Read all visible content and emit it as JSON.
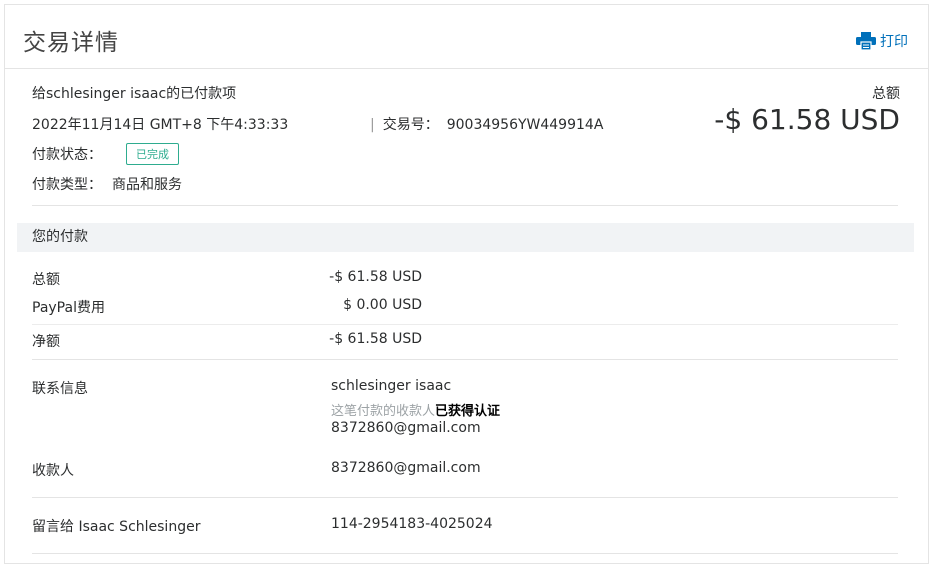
{
  "header": {
    "title": "交易详情",
    "print_label": "打印"
  },
  "summary": {
    "recipient_line": "给schlesinger isaac的已付款项",
    "datetime": "2022年11月14日 GMT+8 下午4:33:33",
    "txn_sep": "|",
    "txn_label": "交易号：",
    "txn_id": "90034956YW449914A",
    "status_label": "付款状态：",
    "status_badge": "已完成",
    "type_label": "付款类型：",
    "type_value": "商品和服务",
    "total_label": "总额",
    "total_amount": "-$ 61.58 USD"
  },
  "payment": {
    "section_title": "您的付款",
    "rows": [
      {
        "label": "总额",
        "amount": "-$ 61.58 USD"
      },
      {
        "label": "PayPal费用",
        "amount": "$ 0.00 USD"
      },
      {
        "label": "净额",
        "amount": "-$ 61.58 USD"
      }
    ]
  },
  "contact": {
    "label": "联系信息",
    "name": "schlesinger isaac",
    "verified_prefix": "这笔付款的收款人",
    "verified_status": "已获得认证",
    "email": "8372860@gmail.com"
  },
  "payee": {
    "label": "收款人",
    "email": "8372860@gmail.com"
  },
  "note": {
    "label": "留言给 Isaac Schlesinger",
    "value": "114-2954183-4025024"
  },
  "colors": {
    "accent": "#0070ba",
    "status": "#2eac8f",
    "section_bg": "#f1f3f5"
  }
}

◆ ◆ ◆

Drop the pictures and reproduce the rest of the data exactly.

Exercise output >>
Read all visible content and emit it as JSON.
{
  "header": {
    "title": "交易详情",
    "print_label": "打印"
  },
  "summary": {
    "recipient_line": "给schlesinger isaac的已付款项",
    "datetime": "2022年11月14日 GMT+8 下午4:33:33",
    "txn_sep": "|",
    "txn_label": "交易号：",
    "txn_id": "90034956YW449914A",
    "status_label": "付款状态：",
    "status_badge": "已完成",
    "type_label": "付款类型：",
    "type_value": "商品和服务",
    "total_label": "总额",
    "total_amount": "-$ 61.58 USD"
  },
  "payment": {
    "section_title": "您的付款",
    "rows": [
      {
        "label": "总额",
        "amount": "-$ 61.58 USD"
      },
      {
        "label": "PayPal费用",
        "amount": "$ 0.00 USD"
      },
      {
        "label": "净额",
        "amount": "-$ 61.58 USD"
      }
    ]
  },
  "contact": {
    "label": "联系信息",
    "name": "schlesinger isaac",
    "verified_prefix": "这笔付款的收款人",
    "verified_status": "已获得认证",
    "email": "8372860@gmail.com"
  },
  "payee": {
    "label": "收款人",
    "email": "8372860@gmail.com"
  },
  "note": {
    "label": "留言给 Isaac Schlesinger",
    "value": "114-2954183-4025024"
  },
  "colors": {
    "accent": "#0070ba",
    "status": "#2eac8f",
    "section_bg": "#f1f3f5"
  }
}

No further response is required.